Aurora Magazine

Promoting excellence in advertising

“The naysayers will continue to deny that digital has overtaken TV, but the numbers point in a different direction”

Faisal Sheikh, CEO, Entravision Pakistan and the Middle East, speaks to Mamun M. Adil about the acquisition of Jack of Digital by Entravision.
Published 18 Jan, 2024 10:00am

MAMUN M. ADIL: Why was Jack of Digital recently acquired by Entravision? 

FAISAL SHEIKH: Jack of Digital was established by my wife and I during Covid. I had worked on the media agency and client side earlier and this was a transition. We started as a small company with big dreams, and initially, we had a very small team. Today, we employ over 35 people. We became the official resellers of platforms such as TikTok and Eskimi along the way and in 2022, Entravision acquired a minority stake in Jack of Digital and then earlier this year they acquired 100%. This is the first of its kind acquisition in the industry – where a New York Stock Exchange traded company has acquired a company in Pakistan. As a result, my wife and I are not shareholders anymore and Jack of Digital is now known as Entravision Pakistan and the Middle East. 

MMA: What is Entravision’s main focus globally?

FS: Entravision has a presence in about 42 countries with major centres in the US, Spain, South Africa and Iceland. It has two main remits; one is traditional media sales and the other is representing platforms such as TikTok, Meta and Spotify in multiple markets.

MMA: How did the acquisition change things?

FS: We now have wider access to more platforms. For example, we now represent Pinterest in Pakistan. We are also more involved in strategic discussions, and overall our operational capabilities have improved as we have access to more tools, products, technology, expertise, and learnings from other parties. 

MMA: What changes have you seen in the digital space in the last year or so?

FS: In the last 12 months we have probably brought nearly 400 small and medium-sized enterprises (SMEs) into the tax net because we refuse to work with people who are not registered with the Federal Bureau of Revenue. These SMEs constitute a significant chunk of the advertisers in the online space, although they are not considered ‘documented’ in the sense that they are not traditional advertisers that come through agencies or are registered with the PBA or APNS. Many have never advertised on TV or placed an ad in a newspaper.
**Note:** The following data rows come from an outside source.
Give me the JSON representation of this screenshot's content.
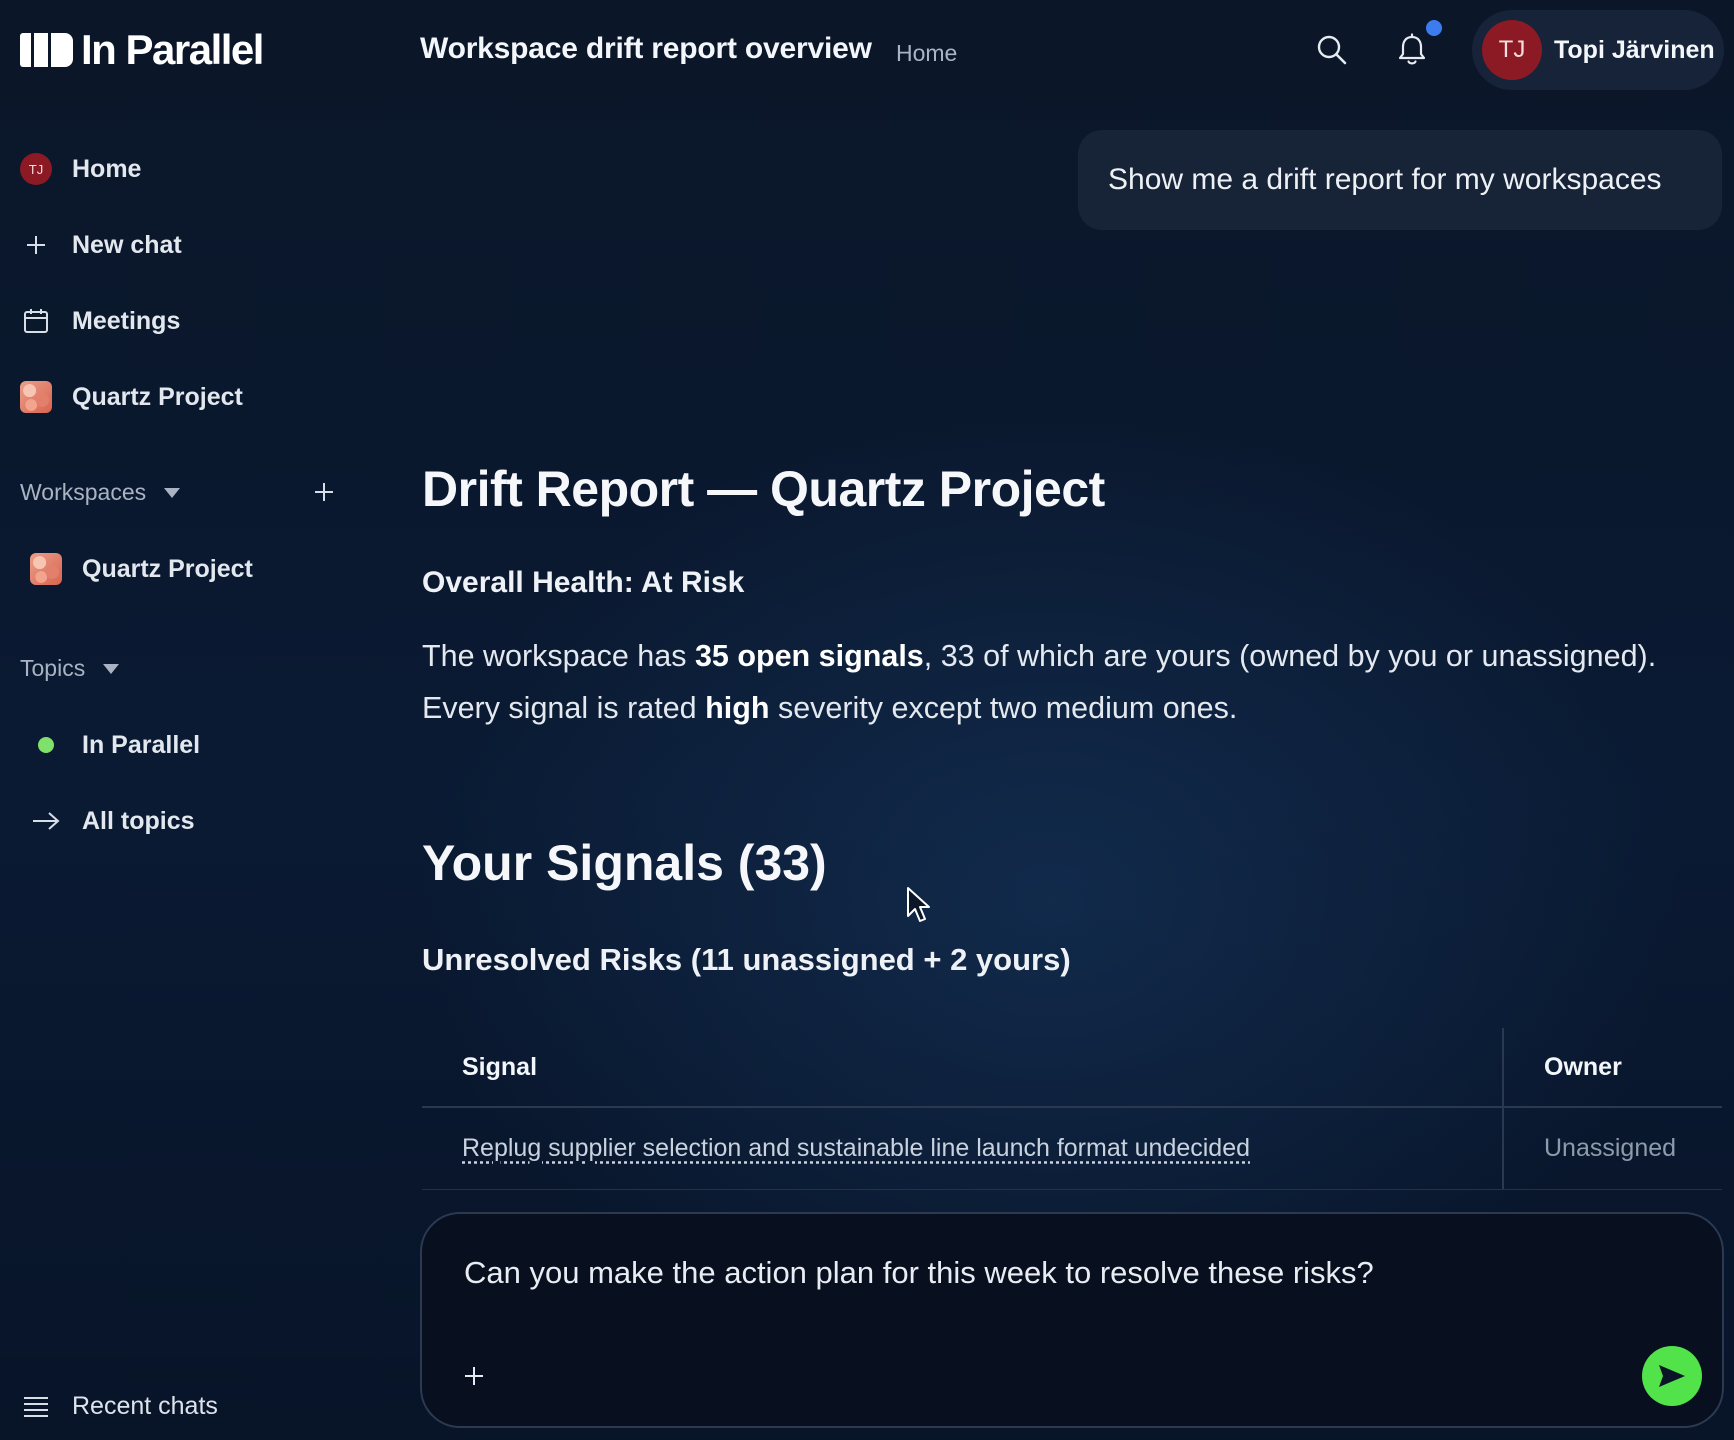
{
  "app": {
    "logo_text": "In Parallel"
  },
  "header": {
    "title": "Workspace drift report overview",
    "breadcrumb": "Home",
    "user": {
      "initials": "TJ",
      "name": "Topi Järvinen"
    },
    "notification_dot_color": "#3c7cf0"
  },
  "sidebar": {
    "items": [
      {
        "label": "Home",
        "icon": "avatar-tj",
        "avatar_initials": "TJ"
      },
      {
        "label": "New chat",
        "icon": "plus-icon"
      },
      {
        "label": "Meetings",
        "icon": "calendar-icon"
      },
      {
        "label": "Quartz Project",
        "icon": "quartz-thumbnail"
      }
    ],
    "workspaces": {
      "label": "Workspaces",
      "items": [
        {
          "label": "Quartz Project"
        }
      ]
    },
    "topics": {
      "label": "Topics",
      "items": [
        {
          "label": "In Parallel",
          "dot_color": "#7fe06a"
        },
        {
          "label": "All topics",
          "icon": "arrow-right-icon"
        }
      ]
    },
    "recent_chats_label": "Recent chats"
  },
  "chat": {
    "user_message": "Show me a drift report for my workspaces",
    "report": {
      "title": "Drift Report — Quartz Project",
      "health": "Overall Health: At Risk",
      "summary": {
        "p1": "The workspace has ",
        "open_signals": "35 open signals",
        "p2": ", 33 of which are yours (owned by you or unassigned). Every signal is rated ",
        "severity": "high",
        "p3": " severity except two medium ones."
      },
      "signals_title": "Your Signals (33)",
      "risks_title": "Unresolved Risks (11 unassigned + 2 yours)",
      "table": {
        "headers": {
          "signal": "Signal",
          "owner": "Owner"
        },
        "rows": [
          {
            "signal": "Replug supplier selection and sustainable line launch format undecided",
            "owner": "Unassigned"
          }
        ]
      }
    }
  },
  "composer": {
    "value": "Can you make the action plan for this week to resolve these risks?",
    "send_color": "#52e24a"
  }
}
However, due to ease of access, they advertise on digital in a significant manner; they can advertise with as little as Rs 1,000 and compete with larger businesses without having to create a fancy commercial and spend millions of rupees acquiring talent, shooting and post-processing. 

MMA: What has prompted this change in smaller organisations?

FS: As some experts say, Covid was the best ‘Digital Officer.’ It pushed people into thinking how to connect with people in a world that was previously completely dominated by the physical aspect. Many stores had to close down and this triggered many smaller businesses to advertise online and they were able to grow in an agile manner, unlike larger organisations where there are bureaucracies. This created a level playing field whereby small companies could compete with larger organisations on the same platform and at the same cost. Smaller businesses have a presence on most platforms and we have a team that services them. They have very interesting insights and they know exactly who their audiences are and who buys their products, so their targeting is much better compared to some of the larger organisations since they are not bound by restrictions – or perceived restrictions – and they will try everything out and hammer their message in a targeted manner. 

MMA: How so?

FS: For example, I dealt with a well-known client who decided to make a really long commercial and which took about four months to complete. However, even though they spent a lot of money on it, the commercial did not work. Despite this, they came to us, saying that they needed to increase the number of views and were willing to spend even more because they had committed a certain number to their management. Ultimately, they were willing to waste the company’s money just to make sure that the ‘management reporting’ was taken care of, irrespective of whether the ad worked or not. We have seen people who have spent more money making commercials than actually airing them and this has been an industry practice. People want to do a brilliant job with celebrities, yet they don’t have the budgets to show the content to their audience. So these efforts turn into a kind of ‘stock library’ for them to say, ‘Hey, we did this!’ People do this all the time, but they need to understand that at the end of the day, they have to be both effective and efficient. You cannot be one and not worry about the other. You need to be very clear on the objective which is to improve shareholder value. If you don’t do that, whatever else you do will backfire eventually. 

MMA: When do you think digital will overtake TV?

FS: It has already done so. Even the industry experts do not know how many people watch TV in this country, yet internet numbers are published, be it by the PTA or on other platforms and you can also measure the effectiveness of a campaign online. People still consume content produced by traditional TV channels but not in the traditional way. YouTube is viewed by many people through their phones or by streaming. In the rural areas, where load shedding is a bigger issue compared to the urban areas, most people consume content on their mobiles. Some people even rent UPSs so that they can charge their phones; mobiles are therefore their top medium for entertainment, especially since the cost of access has decreased. The naysayers will continue to deny that digital has overtaken TV, but the numbers point in a different direction. You don’t have as many TV screens in Pakistan as it is claimed because half the country does not have electricity. 

MMA: What are your short- and long-term goals for the company?

FS: What I envision for Entravision in this part of the world is continued growth. We pretty much offer all services to advertisers and platforms and act as an intermediary. There will always be a need for intermediaries, especially those that can facilitate the process for people needing access to international platforms, and in this regard, we provide local payment solutions. In terms of how we see the world change, technology will continue to progress and people will continue to figure out ways of making improvements and although the pace is getting harder to keep up with, adoptions will happen. AI will take over certain decisions and I think there will be more focus on machine learning than AI to get rid of repetitive tasks. 

For feedback: